A Townsend’s Solitare enjoys the berries from a backyard pyracantha bush.

A Townsend’s Solitare enjoys the berries from a backyard pyracantha bush.

Welcoming the latest wave of Spring migrants

Spring migration – I have been reminded recently just what an amazing spectacle this is!

Spring migration – I have been reminded recently just what an amazing spectacle this is!

A friend of mine from Australia is currently living in Nakusp; migration in Australia is barely noticeable in much of the country. The vast majority of birds there remain year-round; Australian birders do not witness a mass departure in the fall or the dramatic return in the spring. But that’s exactly what’s happening now in B.C.

I had been away during the Easter long weekend but on Tuesday I spent a few hours birding around town, in Brouse and up to Box and Summit Lake. I saw eleven species of birds that were not here prior to the weekend.

This pattern will continue now for a few more weeks, with new species arriving almost daily. Some of the most noticeable arrivals are the ducks.

During the winter we normally have three or four species on Arrow Lake; so far in April I have seen 16 species of ducks. Other early arrivals include Common Loon, Merlin, Killdeer, Violet-green and Tree Swallows, Ruby-crowned Kinglet, Mountain Bluebird, Townsend’s Solitaire, Yellow-rumped Warbler, Spotted Towhee, Savannah, Lincoln’s and Fox Sparrows and Brewer’s Blackbirds.

In addition to these arrivals, there are other signs marking the changing seasons.

Birds make an assortment of noises all year, but each species has its own unique song that it sings only during the breeding season. Song Sparrows, Black-capped Chickadees, Oregon Juncos, American Robins and Varied Thrush are all singing now. Woodpeckers don’t sing but have their own method of making their presence known; they drum rapidly on trees.

Some woodpeckers, Northern Flickers in particular, have learned that some surfaces make even more noise than a tree trunk. Metal roofs and the metal covers to street lamps seem to be favourites.

In some species, there is a change of plumage in the spring. Most notable is probably the American Goldfinch. All winter long they have been wearing their winter clothes of subdued greens, greys and yellows.
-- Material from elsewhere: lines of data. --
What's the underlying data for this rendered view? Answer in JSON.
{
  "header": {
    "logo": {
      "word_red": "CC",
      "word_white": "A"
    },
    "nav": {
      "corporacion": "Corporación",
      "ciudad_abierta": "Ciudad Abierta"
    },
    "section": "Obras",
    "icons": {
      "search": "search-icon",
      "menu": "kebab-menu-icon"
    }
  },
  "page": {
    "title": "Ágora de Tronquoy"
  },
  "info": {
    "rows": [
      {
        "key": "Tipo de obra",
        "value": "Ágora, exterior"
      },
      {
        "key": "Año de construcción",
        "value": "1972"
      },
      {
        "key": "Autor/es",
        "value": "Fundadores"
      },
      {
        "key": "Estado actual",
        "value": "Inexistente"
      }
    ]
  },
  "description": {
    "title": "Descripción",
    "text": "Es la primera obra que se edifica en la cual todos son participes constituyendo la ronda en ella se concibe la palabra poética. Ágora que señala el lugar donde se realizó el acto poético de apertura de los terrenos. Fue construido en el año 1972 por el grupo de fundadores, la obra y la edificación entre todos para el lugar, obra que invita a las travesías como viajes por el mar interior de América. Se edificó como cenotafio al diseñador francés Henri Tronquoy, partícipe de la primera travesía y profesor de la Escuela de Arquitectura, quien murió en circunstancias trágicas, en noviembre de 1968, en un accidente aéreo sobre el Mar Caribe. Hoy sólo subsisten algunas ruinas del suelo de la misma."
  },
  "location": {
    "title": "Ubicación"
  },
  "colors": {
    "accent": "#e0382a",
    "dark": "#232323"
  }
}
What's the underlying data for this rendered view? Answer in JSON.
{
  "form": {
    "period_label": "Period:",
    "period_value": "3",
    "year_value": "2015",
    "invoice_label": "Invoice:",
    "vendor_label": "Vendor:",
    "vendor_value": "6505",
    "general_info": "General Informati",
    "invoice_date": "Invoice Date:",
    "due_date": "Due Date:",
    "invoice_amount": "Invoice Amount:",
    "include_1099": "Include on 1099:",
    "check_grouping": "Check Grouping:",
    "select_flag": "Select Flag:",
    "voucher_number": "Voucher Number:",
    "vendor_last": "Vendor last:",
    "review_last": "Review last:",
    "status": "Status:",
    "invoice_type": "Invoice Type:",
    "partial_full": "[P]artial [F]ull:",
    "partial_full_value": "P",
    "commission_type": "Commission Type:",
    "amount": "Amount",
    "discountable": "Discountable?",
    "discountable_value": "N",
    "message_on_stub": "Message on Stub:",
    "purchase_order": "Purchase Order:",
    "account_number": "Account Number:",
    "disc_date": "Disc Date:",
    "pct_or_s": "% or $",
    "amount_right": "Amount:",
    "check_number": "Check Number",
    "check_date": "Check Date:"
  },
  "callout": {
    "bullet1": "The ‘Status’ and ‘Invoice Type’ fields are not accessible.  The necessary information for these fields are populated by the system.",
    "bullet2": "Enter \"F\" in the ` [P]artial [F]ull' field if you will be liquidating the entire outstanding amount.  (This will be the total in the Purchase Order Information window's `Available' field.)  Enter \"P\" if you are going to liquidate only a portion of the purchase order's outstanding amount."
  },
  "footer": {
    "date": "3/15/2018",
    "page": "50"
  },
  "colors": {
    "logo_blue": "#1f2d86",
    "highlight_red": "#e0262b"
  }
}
But now they are turning bright yellow and sporting small black caps – quite a transformation!

And nest building is well underway in some species. There is a pair of chickadees excavating a hole in a dead birch in my yard and the Bald Eagle is already sitting on eggs at Summit Lake.

At the back of my house I have a pyracantha bush. I planted it years ago because I’d seen birds eating the berries on these bushes elsewhere. But for years nothing came to my berries. They would remain on the bush all winter and then dry up and fall off in spring. But during the last couple of weeks two birds have discovered my pyracantha. First came a robin and then a Townsend’s Solitaire.

Each day, both visit the bush several times to eat a few berries. The robin appears to be the boss; the solitaire quickly leaves if the robin comes back. Both are members of the thrush family and therefore eat insects and berries. The robin will probably remain and nest somewhere in the yard; the solitaire is a migrant and will likely be gone in a few days.

Some of the arriving migrants, such as the Yellow-rumped Warbler and the Ruby-crowned Kinglet, are small forest birds and they may go unnoticed by many people. But during the next week I expect two very obvious species to show up in Nakusp: Osprey and Rufous Hummingbird.

Every year the Osprey shows up here in mid-April and the hummingbird is generally just a few days behind.

If you plan to put out a hummingbird feeder this year, now would be a good time to get it out and give it a good cleaning. Hummingbirds are very susceptible to bacterial and fungal infections, so cleanliness is essential!